■ **What the task requires**
In the entries that follow, how many lines contain "this"? Please reply with only the number.

Data records for software interfaces
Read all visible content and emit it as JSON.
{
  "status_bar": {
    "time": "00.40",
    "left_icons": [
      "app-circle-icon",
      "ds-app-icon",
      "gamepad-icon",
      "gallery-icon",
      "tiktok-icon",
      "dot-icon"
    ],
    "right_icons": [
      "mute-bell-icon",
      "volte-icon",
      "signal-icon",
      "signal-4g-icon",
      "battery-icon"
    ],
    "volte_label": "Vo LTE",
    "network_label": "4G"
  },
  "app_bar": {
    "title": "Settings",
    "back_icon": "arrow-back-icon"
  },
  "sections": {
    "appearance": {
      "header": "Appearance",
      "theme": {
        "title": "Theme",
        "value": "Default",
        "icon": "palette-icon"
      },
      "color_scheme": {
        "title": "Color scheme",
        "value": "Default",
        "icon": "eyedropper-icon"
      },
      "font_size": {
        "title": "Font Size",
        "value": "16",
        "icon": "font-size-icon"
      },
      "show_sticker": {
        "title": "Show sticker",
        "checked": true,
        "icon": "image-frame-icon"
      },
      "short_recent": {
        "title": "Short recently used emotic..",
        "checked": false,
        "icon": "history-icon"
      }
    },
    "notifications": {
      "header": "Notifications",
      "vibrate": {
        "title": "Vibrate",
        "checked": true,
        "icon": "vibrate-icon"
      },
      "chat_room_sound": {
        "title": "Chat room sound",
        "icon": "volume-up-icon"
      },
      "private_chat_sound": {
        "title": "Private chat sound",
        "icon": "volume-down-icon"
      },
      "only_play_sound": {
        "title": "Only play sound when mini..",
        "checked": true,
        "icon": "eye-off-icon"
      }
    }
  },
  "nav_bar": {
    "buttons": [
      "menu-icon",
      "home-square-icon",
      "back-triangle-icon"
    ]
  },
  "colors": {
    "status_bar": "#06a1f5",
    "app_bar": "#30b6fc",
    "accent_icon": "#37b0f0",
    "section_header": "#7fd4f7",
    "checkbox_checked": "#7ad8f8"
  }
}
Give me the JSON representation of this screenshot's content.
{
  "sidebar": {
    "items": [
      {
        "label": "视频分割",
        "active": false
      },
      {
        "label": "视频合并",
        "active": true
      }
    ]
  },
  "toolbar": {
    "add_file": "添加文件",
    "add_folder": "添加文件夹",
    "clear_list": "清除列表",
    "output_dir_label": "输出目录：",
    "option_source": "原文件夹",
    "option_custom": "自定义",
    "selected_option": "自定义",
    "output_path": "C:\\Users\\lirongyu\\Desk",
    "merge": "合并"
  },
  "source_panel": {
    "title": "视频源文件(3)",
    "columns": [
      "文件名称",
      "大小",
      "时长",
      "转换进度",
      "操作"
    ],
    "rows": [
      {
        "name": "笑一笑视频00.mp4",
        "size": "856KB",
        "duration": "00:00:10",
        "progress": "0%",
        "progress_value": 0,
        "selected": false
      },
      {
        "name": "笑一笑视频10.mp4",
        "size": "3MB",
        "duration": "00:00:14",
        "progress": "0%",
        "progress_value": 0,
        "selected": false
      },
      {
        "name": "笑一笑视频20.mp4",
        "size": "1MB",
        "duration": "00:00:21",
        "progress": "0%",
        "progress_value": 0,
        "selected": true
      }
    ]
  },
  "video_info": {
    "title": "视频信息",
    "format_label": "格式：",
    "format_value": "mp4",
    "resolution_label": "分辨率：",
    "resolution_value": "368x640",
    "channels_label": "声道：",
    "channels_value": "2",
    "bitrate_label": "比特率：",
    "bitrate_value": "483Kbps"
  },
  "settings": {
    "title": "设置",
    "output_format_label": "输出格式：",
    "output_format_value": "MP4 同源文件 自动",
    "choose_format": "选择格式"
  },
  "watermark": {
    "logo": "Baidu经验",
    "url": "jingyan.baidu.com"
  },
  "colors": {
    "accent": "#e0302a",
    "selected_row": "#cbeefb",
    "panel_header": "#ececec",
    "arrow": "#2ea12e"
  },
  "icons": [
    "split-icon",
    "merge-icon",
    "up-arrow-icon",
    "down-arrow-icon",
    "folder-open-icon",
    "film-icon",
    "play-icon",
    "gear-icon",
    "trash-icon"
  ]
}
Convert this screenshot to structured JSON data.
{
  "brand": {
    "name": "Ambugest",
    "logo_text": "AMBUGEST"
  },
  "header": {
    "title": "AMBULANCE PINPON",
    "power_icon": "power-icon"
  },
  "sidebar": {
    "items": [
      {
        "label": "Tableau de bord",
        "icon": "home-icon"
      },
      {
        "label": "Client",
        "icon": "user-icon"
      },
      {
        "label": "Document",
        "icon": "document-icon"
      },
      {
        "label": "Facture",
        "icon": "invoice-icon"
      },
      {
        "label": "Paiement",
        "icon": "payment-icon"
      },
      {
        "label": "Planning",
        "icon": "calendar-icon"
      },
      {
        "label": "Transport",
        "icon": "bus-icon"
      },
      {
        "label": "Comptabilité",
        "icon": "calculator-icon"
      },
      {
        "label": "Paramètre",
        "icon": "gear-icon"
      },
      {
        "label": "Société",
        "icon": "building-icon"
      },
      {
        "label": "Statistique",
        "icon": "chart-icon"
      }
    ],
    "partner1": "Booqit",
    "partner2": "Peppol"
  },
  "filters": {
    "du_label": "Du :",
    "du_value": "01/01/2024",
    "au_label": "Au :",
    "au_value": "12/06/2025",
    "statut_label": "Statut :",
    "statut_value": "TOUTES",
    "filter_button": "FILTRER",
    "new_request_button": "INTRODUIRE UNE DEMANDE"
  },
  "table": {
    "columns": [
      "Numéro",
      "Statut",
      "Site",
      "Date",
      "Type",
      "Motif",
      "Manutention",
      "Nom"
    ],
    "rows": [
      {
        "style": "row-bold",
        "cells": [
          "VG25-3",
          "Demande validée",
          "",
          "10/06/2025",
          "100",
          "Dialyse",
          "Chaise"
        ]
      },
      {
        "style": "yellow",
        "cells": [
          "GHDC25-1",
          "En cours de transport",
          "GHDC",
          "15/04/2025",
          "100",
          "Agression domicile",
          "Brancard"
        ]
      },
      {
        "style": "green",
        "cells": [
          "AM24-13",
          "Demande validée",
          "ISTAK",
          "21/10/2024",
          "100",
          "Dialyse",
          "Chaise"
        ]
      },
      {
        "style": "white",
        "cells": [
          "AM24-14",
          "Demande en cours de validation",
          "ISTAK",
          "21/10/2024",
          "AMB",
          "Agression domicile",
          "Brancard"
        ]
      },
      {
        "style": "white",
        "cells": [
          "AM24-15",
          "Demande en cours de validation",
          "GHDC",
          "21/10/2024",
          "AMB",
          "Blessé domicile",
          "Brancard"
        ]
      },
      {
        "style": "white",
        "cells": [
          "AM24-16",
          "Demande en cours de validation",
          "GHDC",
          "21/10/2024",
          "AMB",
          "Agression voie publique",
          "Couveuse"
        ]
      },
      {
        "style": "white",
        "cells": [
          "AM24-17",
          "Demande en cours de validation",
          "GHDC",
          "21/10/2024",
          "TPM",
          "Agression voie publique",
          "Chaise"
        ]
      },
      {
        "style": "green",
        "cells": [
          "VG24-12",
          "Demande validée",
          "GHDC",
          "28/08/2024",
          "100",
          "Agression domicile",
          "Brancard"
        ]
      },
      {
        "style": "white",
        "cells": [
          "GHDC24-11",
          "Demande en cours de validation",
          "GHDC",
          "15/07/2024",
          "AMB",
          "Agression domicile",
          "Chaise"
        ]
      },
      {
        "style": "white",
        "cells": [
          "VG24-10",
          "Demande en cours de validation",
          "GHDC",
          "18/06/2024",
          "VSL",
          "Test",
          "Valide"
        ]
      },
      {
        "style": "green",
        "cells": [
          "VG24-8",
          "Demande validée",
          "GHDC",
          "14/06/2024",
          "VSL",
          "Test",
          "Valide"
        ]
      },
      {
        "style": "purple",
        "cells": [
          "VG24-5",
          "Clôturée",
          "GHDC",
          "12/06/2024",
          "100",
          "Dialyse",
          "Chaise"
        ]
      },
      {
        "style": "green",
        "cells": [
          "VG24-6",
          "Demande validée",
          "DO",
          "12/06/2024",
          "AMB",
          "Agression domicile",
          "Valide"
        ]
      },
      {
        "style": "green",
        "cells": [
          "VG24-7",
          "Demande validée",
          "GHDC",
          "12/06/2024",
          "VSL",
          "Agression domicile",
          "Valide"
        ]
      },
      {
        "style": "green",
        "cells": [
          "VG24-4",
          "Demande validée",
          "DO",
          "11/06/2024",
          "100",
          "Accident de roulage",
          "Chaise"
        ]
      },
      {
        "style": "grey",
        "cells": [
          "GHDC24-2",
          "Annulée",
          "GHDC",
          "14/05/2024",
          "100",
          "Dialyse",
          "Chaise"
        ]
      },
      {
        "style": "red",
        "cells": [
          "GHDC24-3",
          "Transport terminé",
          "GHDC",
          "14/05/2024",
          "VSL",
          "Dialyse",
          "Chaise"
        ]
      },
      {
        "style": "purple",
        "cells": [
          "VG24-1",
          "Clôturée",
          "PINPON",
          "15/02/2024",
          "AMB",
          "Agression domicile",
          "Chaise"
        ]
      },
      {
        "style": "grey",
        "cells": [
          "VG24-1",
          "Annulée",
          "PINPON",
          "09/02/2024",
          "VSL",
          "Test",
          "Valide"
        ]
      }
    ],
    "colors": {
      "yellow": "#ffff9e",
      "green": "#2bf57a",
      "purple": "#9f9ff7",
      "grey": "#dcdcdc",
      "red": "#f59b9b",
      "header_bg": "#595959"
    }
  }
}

■ **Answer to the exercise**
2